HELENA – From abolishing the death penalty to allowing on-line voter registration, the 2019 Montana Legislature is saying “no” to plenty of ideas so far this session.
At their half-way point, lawmakers have ditched nearly 250 bills, leaving them to die in committee or defeating them on the House or Senate floor.
Many of these bills were killed on partisan votes, with majority Republicans doing the dirty work. That was the case with the death-penalty bill, which failed on an 11-8 vote in the House Judiciary Committee on Feb. 20.
That same committee also dealt fatal, partisan blows to a bill that would outlaw discrimination against anyone because of their sexual orientation or gender identify and one that would have created a new fund to help poor Montanans get legal help in civil disputes.
Yet some died on bipartisan votes, such as the unanimous vote by the House Energy, Technology and Federal Relations Committee on Feb. 20 to table House Bill 438, the measure from Rep. Tom Woods, D-Bozeman, to deregulate electric utilities (again) in Montana.
Other notable bills that appear to be dead at the Legislature:
Marijuana study: The Senate Judiciary Committee tabled Senate Joint Resolution 11, which would have had a legislative committee study the effects of legalizing marijuana, in anticipation of a possible ballot measure next year to legalize the drug for recreational use in Montana.
Online voter registration: Republicans on the House State Administration Committee killed this proposal the day after it was heard, last week.
Raw milk: Bills to allow the sale or distribution of raw milk appear to be dead, either tabled in committee or voted down on the House floor.
Family leave: A bill from Rep. Moffie Funk, D-Helena, to set up a program to finance six weeks of paid family leave for most Montana workers was killed by the House Business and Labor Committee on Feb. 15.
Tax-increase supermajority: The Senate Taxation Committee has tabled House Bill 148, which would require at least a two-thirds majority of each house of the Legislature to approve any new or increased tax. The bill from Rep. Forrest Mandeville, R-Columbus, had been approved by the House in early February.
Country of origin labels: A bill requiring retailers to place country-of-origin “placards” for beef and pork sold in Montana was tabled by the Senate Agriculture Committee on Feb. 19.
Assaulting the media: A bill creating the crime of assaulting a member of the news media was tabled by the House Judiciary Committee two days after its first hearing in February.
Abolishing compulsory education: House Bill 303, which would eliminate compulsory enrollment in school for children, died in the House Education Committee.
Car-insurance liability limit changes: A bill that would have increased the minimum liability amounts for vehicle insurance coverage in Montana died in the House Business and Labor Committee.
Rights of the accused: The Senate Judiciary Committee killed a pair of bills requiring more protections for those accused, or convicted, in criminal cases. One bill would have made it more difficult to use “incentivized witnesses” to testify against someone, and another would have more clearly defined how convicts can exonerate themselves with post-conviction petitions.

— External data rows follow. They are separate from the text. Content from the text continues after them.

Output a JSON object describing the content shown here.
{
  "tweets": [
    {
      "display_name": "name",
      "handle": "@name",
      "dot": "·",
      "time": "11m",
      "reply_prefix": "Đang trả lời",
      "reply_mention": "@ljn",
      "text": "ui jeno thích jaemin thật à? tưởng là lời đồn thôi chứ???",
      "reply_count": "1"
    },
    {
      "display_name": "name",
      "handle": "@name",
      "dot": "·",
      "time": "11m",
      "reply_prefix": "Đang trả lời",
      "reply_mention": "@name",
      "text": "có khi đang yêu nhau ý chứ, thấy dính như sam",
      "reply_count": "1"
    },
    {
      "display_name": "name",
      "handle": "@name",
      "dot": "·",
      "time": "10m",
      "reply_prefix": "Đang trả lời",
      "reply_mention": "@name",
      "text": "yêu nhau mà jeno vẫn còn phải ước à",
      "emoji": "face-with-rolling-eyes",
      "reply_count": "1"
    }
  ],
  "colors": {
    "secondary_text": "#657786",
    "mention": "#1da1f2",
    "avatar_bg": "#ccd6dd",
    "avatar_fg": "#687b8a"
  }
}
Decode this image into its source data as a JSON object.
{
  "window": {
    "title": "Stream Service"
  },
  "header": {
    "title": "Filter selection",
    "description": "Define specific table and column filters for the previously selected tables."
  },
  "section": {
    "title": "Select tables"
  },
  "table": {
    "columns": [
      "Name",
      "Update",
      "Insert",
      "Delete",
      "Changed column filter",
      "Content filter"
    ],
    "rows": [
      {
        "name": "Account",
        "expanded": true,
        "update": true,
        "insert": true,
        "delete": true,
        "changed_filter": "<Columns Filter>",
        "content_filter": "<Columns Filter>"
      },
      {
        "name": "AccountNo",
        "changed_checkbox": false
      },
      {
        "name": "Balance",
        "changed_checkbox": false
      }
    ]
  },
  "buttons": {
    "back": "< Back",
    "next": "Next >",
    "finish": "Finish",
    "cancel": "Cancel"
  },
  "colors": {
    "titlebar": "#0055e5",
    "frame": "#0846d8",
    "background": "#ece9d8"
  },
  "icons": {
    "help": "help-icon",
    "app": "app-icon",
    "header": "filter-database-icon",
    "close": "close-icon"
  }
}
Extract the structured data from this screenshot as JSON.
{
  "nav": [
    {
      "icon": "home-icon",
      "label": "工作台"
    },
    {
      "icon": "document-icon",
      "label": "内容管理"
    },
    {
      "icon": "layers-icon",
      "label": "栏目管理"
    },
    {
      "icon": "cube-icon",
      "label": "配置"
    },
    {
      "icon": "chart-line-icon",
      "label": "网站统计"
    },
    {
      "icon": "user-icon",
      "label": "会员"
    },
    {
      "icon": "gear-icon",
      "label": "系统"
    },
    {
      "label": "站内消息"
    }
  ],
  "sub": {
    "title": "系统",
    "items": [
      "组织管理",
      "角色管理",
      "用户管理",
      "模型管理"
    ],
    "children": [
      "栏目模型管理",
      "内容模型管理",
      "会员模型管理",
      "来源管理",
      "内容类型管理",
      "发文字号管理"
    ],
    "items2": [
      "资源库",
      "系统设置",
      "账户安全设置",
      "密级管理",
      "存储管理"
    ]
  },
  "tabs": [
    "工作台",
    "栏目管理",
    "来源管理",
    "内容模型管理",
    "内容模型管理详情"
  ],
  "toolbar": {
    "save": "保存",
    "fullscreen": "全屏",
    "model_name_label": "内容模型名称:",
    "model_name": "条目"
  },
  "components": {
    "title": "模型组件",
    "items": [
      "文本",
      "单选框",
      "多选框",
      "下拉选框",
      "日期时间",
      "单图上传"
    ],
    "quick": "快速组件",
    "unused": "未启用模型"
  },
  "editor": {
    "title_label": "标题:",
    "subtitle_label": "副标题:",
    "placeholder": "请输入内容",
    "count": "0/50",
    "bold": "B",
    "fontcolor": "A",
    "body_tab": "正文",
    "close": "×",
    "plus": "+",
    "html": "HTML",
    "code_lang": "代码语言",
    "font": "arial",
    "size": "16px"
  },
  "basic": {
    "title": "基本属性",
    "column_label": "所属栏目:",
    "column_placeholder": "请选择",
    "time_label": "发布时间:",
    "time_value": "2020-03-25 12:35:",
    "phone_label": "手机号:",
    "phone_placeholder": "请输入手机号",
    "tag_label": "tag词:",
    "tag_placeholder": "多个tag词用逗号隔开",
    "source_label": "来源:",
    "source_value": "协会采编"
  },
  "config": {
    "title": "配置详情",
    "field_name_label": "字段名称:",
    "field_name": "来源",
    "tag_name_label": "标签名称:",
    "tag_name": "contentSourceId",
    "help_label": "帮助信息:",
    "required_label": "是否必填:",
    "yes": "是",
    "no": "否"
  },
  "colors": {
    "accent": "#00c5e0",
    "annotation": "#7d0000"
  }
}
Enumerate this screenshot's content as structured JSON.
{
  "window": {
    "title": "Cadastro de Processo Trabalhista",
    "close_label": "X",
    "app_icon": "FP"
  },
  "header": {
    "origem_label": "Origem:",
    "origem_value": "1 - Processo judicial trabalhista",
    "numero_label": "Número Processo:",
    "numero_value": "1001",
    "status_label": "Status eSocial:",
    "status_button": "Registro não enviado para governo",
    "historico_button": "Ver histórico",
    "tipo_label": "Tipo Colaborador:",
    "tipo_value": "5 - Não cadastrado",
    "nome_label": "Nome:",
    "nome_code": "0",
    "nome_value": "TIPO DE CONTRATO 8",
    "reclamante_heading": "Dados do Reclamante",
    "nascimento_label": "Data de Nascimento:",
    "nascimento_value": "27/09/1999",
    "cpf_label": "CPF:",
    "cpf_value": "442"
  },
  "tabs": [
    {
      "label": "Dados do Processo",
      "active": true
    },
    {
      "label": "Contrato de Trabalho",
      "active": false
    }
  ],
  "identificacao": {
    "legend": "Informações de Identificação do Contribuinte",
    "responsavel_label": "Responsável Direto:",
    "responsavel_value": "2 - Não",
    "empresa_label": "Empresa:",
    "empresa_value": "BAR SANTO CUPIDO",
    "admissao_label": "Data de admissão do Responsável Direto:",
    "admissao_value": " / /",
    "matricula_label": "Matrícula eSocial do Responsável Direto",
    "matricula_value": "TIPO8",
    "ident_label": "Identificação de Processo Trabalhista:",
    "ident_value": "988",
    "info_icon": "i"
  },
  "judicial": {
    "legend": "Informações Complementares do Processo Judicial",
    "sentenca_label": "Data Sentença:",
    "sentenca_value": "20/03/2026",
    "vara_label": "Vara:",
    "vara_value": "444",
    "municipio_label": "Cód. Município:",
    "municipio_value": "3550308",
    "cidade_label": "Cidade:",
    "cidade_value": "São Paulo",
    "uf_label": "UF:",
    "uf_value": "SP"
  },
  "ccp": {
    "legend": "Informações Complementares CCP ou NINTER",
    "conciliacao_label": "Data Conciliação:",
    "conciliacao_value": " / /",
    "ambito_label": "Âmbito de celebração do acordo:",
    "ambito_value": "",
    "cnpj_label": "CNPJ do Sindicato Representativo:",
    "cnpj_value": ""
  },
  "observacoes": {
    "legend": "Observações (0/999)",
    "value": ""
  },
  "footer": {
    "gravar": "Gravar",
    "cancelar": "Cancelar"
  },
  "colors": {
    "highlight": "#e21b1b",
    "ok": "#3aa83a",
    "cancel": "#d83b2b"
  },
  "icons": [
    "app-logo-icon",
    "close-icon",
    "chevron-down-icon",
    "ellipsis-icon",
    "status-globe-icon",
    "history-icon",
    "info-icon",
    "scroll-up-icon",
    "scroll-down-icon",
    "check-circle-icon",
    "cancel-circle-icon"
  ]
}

While scores of bills have died so far this session, more than 700 bills remain alive – and, a few more will certainly be introduced, between now and the final day, which is scheduled for May 1.